However, recalcitrant employers who fail to meet their obligations under the OSH Act will be targeted for strong enforcement action. About two weeks ago, OSHA sent out letters to nearly 14,000 employers nationwide, including some in health care facilities, putting these employers on notice that their workplace injury and illness rates are considerably higher than the national average. These notifications encouraged employers to take immediate steps to eliminate hazards in their workplaces. We reminded these employers that OSHA offers free assistance programs such as the On-site Consultation Program to help them better protect the safety and health of their workers.

The Department of Labor is taking aggressive steps to bolster our enforcement, including a comprehensive review of our Enhanced Enforcement Program and plans under the new economic stimulus package to hire more enforcement officers for OSHA.

We recently announced new rulemaking to create standards for combustible dust and diacetyl hazards in the workplace.


These and other actions are all guided by the simple idea that workers should be able to come home from work every day, safe and sound.

Last week, Secretary Solis and I commemorated Workers Memorial Day at a ceremony officially opening the grounds of a workers memorial at the National Labor College just a few miles from here in Silver Spring, Maryland. We joined with faculty, students and union members to dedicate the memorial and our future actions to the memory of fallen heroes - workers who left for work and did not come home.

By virtue of your profession, nurses are especially aware of the precious and fragile nature of human life. ER nurses in particular see the results when employers fail to protect their workers. You see the construction worker brought in with crushed limbs, the maimed pipe fitter, the factory worker with severe burns - and too many other terrible stories that should never have happened.

Under the New OSHA, we will not forget these victims of employer neglect or indifference, and we will not forget you.

This week is North American Occupational Safety and Health Week. More than fifty trade groups and industry organizations who have pledged to partner with OSHA are making time this week to post workplace safety and health information on their Web sites, communicating with workers and employers about the importance of practicing prevention, and reminding every working man and woman to take advantage of OSHA information resources.


I see that our time together is almost up. Before I leave you to your workshops and other activities today, I want to express my admiration, appreciation and sheer awe for everything you do every day.

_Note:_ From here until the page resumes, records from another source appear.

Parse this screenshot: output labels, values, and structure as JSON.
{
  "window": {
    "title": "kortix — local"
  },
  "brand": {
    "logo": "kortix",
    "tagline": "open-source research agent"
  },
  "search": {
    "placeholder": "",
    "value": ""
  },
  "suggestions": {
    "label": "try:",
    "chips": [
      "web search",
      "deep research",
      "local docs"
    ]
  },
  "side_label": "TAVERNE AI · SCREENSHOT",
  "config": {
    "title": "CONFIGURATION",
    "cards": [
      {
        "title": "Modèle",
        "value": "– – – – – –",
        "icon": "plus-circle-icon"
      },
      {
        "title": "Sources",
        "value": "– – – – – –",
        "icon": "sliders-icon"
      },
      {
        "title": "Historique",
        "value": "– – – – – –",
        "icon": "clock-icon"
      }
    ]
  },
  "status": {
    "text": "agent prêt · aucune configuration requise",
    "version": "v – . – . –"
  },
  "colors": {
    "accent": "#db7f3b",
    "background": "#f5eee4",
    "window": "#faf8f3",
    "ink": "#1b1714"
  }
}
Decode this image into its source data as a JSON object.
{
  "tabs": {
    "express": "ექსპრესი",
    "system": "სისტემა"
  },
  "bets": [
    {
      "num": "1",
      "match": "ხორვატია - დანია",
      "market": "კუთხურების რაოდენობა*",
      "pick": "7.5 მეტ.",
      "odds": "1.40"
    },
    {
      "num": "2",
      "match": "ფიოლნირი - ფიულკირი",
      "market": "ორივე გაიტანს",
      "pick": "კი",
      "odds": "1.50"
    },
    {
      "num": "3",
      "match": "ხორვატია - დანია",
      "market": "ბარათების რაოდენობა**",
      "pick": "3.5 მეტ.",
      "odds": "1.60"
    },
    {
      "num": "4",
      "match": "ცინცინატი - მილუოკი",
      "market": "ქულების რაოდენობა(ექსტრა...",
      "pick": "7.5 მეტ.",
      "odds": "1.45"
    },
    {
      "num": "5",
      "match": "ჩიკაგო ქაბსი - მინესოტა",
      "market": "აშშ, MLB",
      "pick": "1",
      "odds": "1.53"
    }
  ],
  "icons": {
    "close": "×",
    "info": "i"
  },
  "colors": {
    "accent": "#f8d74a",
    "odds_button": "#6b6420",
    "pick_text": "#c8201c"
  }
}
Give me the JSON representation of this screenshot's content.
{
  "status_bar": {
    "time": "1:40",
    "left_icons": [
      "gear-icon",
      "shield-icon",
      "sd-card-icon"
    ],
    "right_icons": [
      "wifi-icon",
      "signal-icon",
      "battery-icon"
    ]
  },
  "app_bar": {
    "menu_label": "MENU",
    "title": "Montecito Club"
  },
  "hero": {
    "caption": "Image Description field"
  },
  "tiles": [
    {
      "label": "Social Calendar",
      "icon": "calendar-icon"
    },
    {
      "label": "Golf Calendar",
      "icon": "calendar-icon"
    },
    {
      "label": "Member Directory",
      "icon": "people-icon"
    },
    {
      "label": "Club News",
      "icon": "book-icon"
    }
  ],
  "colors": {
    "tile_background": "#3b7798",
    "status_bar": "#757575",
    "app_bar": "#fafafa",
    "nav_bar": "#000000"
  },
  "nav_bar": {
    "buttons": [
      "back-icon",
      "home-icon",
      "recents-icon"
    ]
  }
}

As our Nation marshals its resources to combat the threat of pandemic influenza, I want you to know that everyone in OSHA and the Department of Labor appreciates the great responsibility of nurses who stand ready on the front lines of emergency response as first receivers and as deliverers of critical health care. We could not hope to manage a health crisis of this proportion without you.

In OSHA's 38-year history, pandemic influenza is a unique challenge. However, I would characterize this situation for the workforce just as the President described it for the Nation: "Cause for deep concern, but not panic."

I am very confident of the expertise of OSHA's medical, scientific, compliance assistance and enforcement personnel. We are prepared to address the threat and we will protect our workforce.

OSHA also recognizes the power of unions to fight for worker protection. I want to express my thanks to AFSCME for your advocacy on behalf of worker safety and health.

My thanks to Kathy Cox and everyone else organizing this conference for giving me the opportunity to speak with you today. I know how hard it is because I organized this same conference about 15 years ago.

Please keep in touch and, while you're taking care of everyone else, please don't forget to take care of yourselves.

As nurses, and as AFSCME members, you make America great.

Thank you for everything you do.